4. Eat early, eat often. Starting your day with a healthy breakfast can jumpstart your metabolism, and eating the majority of your daily caloric allotment early in the day gives your body time to work those calories off. Also, eating small, healthy meals throughout the day, rather than the standard three large meals, can help keep your metabolism going and ward off snack attacks.

Choose Foods That Improves Your Health

Posted in Healthy Eating by doctorsonline on December 11, 2009
Tags:

Healthy eating is about feeling great, having more energy, and keeping yourself as healthy as possible which can all be achieved by learning some nutrition basics and incorporating them in a way that works for you. A person must maintain a balance between your calorie intake and calorie expenditure. So, don’t eat more food than your body uses. The average recommended daily allowance is 2,000 calories, but this depends on your age, sex, height, weight, and physical activity. Keep moderate portions on foods you eat, especially high-calorie foods. Choose a starter instead of an entrée, split a dish with a friend, and don’t order super sized anything.

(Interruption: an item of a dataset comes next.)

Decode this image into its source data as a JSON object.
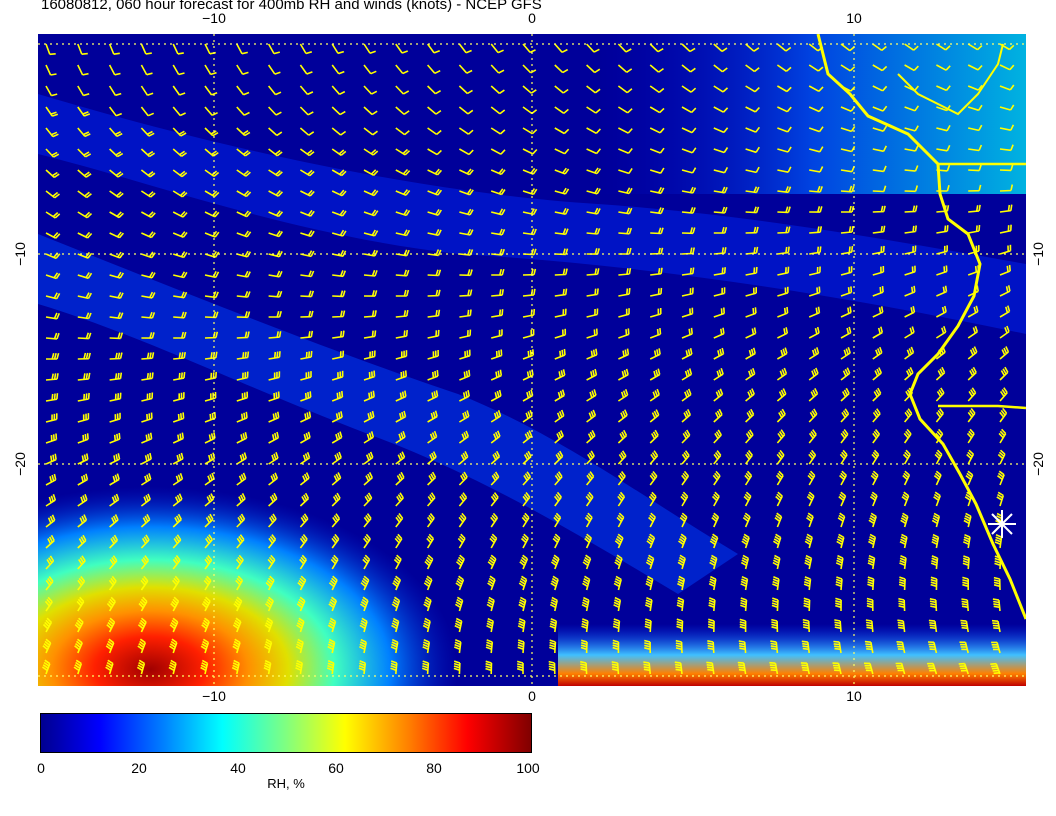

Be choosy on Choosing Healthy Foodswhat foods to eat. Choose foods that improves your health. Expand your range of healthy food choices to include a wide variety of delicious foods. Healthy eating is an opportunity to expand your range of choices by trying foods; especially vegetables, whole grains, or fruits; that you don’t normally eat. Eat plenty of fruits, vegetables, grains, and legumes. These foods are high in complex carbohydrates, fiber, vitamins, and minerals, low in fat, and free of cholesterol.

Avoid foods that raise your risk for such illnesses as heart disease, cancer, and diabetes. Limit sugary foods and refined-grain products like sugar because is added to a vast array of foods. In a year, just one daily 12-ounce can of soda (160 calories) can increase your weight by 16 pounds. But, you can enjoy your favorite sweets and fried foods in moderation, as long as they are an occasional part of your overall healthy diet. Food is a great source of pleasure, and pleasure is good for the heart; even if those French fries aren’t.

Don’t forget to drink lots of water. It is a vital part of a healthy diet. Water helps flush our systems, especially the kidneys and bladder, of waste products and toxins. A healthy diet improves your energy and feelings of well-being while reducing your risk of many diseases. Plus, adding regular physical activity and exercise will make any healthy eating plan work even better.